What lines in the entries hold the string "JSON"? List them.

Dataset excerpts

★ ★ ★ ★

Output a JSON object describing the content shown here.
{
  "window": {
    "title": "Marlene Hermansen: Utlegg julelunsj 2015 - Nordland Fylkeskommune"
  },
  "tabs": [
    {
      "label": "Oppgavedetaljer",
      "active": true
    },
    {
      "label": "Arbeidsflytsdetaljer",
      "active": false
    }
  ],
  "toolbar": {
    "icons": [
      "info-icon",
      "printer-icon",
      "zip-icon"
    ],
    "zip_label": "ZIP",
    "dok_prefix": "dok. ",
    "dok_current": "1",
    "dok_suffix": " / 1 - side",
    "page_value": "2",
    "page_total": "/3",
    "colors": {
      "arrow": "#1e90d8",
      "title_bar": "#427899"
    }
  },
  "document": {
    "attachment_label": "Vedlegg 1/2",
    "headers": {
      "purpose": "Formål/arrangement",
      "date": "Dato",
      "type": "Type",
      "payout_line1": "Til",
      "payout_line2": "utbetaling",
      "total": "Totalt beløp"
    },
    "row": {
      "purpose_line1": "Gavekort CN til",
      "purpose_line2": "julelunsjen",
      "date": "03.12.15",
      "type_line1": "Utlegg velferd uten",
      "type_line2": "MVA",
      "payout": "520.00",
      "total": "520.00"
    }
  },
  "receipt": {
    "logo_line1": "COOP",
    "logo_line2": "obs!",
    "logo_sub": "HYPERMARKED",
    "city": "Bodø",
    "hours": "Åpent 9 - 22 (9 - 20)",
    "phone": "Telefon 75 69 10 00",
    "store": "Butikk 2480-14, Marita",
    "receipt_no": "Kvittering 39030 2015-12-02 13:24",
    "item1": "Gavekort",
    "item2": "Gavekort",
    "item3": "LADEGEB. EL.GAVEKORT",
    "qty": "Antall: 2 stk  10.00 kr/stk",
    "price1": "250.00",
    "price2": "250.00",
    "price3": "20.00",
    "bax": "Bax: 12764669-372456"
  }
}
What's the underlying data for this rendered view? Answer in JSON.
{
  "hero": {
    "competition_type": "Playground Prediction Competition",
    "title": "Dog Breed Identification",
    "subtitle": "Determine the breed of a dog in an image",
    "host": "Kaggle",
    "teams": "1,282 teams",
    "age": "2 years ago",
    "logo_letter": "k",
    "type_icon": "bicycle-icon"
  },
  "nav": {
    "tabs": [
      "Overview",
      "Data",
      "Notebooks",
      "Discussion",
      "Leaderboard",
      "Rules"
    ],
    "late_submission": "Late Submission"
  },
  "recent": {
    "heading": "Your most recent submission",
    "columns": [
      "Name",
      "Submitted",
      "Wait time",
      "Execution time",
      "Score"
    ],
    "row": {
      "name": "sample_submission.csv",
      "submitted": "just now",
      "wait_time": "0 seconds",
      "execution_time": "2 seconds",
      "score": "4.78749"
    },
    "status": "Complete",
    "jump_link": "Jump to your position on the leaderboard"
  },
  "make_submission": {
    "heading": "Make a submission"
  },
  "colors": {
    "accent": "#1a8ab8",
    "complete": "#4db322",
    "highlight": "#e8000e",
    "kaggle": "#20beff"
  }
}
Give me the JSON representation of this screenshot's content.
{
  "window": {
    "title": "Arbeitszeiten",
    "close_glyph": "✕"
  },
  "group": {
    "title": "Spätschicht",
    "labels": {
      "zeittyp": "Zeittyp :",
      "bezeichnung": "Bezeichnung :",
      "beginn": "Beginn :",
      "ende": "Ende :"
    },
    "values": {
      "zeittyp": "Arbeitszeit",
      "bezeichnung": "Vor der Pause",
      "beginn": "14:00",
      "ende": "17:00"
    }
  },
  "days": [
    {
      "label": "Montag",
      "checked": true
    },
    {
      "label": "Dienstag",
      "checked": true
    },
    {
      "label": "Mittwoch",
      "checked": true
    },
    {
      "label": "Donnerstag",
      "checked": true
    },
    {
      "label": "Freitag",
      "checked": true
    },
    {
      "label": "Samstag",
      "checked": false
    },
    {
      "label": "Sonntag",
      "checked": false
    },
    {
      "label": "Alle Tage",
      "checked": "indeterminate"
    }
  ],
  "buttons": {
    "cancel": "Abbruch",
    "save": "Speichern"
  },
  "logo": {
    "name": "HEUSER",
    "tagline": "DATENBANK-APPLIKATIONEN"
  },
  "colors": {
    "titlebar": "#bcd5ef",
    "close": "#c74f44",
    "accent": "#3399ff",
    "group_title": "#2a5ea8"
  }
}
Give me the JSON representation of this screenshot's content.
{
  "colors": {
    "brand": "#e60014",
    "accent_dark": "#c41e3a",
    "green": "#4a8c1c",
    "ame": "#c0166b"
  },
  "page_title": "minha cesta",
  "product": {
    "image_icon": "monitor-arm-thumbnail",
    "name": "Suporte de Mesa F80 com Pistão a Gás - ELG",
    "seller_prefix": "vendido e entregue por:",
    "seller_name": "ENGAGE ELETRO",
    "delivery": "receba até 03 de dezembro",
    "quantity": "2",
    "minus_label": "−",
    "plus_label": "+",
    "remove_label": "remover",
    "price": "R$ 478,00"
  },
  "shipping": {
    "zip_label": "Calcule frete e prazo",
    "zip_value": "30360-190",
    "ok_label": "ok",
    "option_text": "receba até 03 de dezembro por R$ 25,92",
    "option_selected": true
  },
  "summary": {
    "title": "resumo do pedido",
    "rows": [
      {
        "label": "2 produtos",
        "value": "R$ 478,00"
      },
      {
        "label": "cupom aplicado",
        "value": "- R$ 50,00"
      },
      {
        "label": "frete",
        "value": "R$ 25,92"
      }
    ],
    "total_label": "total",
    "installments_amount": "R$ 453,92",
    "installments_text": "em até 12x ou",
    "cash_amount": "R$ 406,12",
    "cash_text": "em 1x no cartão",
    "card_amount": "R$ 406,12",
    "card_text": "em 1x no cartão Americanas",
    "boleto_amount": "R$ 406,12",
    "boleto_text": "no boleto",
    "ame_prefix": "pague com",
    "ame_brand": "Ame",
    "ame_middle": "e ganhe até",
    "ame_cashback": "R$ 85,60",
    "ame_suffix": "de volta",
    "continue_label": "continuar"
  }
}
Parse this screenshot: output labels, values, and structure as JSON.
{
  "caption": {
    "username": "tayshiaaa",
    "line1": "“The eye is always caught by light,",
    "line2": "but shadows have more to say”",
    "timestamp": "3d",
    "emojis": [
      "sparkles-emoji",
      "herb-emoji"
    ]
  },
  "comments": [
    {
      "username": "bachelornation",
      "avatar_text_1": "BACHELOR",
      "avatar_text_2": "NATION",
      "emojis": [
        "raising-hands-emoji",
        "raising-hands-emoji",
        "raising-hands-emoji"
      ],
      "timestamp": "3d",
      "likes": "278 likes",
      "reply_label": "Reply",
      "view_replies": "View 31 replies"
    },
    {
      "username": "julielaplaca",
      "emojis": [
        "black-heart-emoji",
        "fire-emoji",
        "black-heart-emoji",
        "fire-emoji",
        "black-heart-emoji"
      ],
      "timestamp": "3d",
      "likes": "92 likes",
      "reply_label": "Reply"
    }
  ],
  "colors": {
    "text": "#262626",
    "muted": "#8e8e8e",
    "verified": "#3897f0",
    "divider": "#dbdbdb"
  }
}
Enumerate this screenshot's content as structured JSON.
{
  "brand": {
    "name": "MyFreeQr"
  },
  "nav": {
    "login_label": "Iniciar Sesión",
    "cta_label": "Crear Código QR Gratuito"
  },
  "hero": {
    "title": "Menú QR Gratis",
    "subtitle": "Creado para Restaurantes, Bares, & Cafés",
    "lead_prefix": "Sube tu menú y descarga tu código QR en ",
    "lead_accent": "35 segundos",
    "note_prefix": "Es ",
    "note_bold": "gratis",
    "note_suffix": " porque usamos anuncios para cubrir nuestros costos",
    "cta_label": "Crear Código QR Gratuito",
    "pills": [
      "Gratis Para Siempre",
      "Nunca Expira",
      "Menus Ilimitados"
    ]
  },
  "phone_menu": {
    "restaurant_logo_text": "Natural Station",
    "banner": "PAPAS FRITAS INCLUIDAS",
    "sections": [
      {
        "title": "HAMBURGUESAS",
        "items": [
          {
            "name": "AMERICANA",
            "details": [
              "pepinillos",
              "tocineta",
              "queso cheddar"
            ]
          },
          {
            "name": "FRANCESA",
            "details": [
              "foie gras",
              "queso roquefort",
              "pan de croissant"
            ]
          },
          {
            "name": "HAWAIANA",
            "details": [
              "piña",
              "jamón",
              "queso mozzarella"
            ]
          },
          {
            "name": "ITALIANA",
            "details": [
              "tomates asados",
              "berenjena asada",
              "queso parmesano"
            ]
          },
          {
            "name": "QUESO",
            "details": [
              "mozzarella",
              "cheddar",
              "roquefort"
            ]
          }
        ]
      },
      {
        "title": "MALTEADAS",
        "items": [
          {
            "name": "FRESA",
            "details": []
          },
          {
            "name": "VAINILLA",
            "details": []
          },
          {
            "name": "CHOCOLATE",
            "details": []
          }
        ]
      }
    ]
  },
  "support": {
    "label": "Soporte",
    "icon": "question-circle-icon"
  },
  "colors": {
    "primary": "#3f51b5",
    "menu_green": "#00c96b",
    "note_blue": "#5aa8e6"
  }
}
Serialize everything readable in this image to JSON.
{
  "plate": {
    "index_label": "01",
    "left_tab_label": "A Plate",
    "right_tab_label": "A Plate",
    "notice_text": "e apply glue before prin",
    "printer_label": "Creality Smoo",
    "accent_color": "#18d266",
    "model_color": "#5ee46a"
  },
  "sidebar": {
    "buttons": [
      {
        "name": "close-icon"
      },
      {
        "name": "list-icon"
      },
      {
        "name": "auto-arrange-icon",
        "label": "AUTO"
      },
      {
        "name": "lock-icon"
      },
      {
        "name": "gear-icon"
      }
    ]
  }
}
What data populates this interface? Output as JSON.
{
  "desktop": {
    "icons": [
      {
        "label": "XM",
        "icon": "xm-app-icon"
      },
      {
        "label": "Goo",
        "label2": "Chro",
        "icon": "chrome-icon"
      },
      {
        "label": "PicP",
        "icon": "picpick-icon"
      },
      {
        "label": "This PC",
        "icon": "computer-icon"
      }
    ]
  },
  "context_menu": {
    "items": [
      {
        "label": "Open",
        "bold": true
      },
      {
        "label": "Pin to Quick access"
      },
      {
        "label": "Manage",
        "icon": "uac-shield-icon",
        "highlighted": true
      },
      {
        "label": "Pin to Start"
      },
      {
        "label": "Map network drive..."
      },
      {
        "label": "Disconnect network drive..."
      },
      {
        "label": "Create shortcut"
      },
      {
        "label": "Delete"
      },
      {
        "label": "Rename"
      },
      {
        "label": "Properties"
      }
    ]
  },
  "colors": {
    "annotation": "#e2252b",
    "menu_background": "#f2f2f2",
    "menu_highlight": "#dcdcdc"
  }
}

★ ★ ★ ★

• EXPECTED ANSWER
Output a JSON object describing the content shown here.
What's the underlying data for this rendered view? Answer in JSON.
Give me the JSON representation of this screenshot's content.
Give me the JSON representation of this screenshot's content.
Parse this screenshot: output labels, values, and structure as JSON.
Enumerate this screenshot's content as structured JSON.
Serialize everything readable in this image to JSON.
What data populates this interface? Output as JSON.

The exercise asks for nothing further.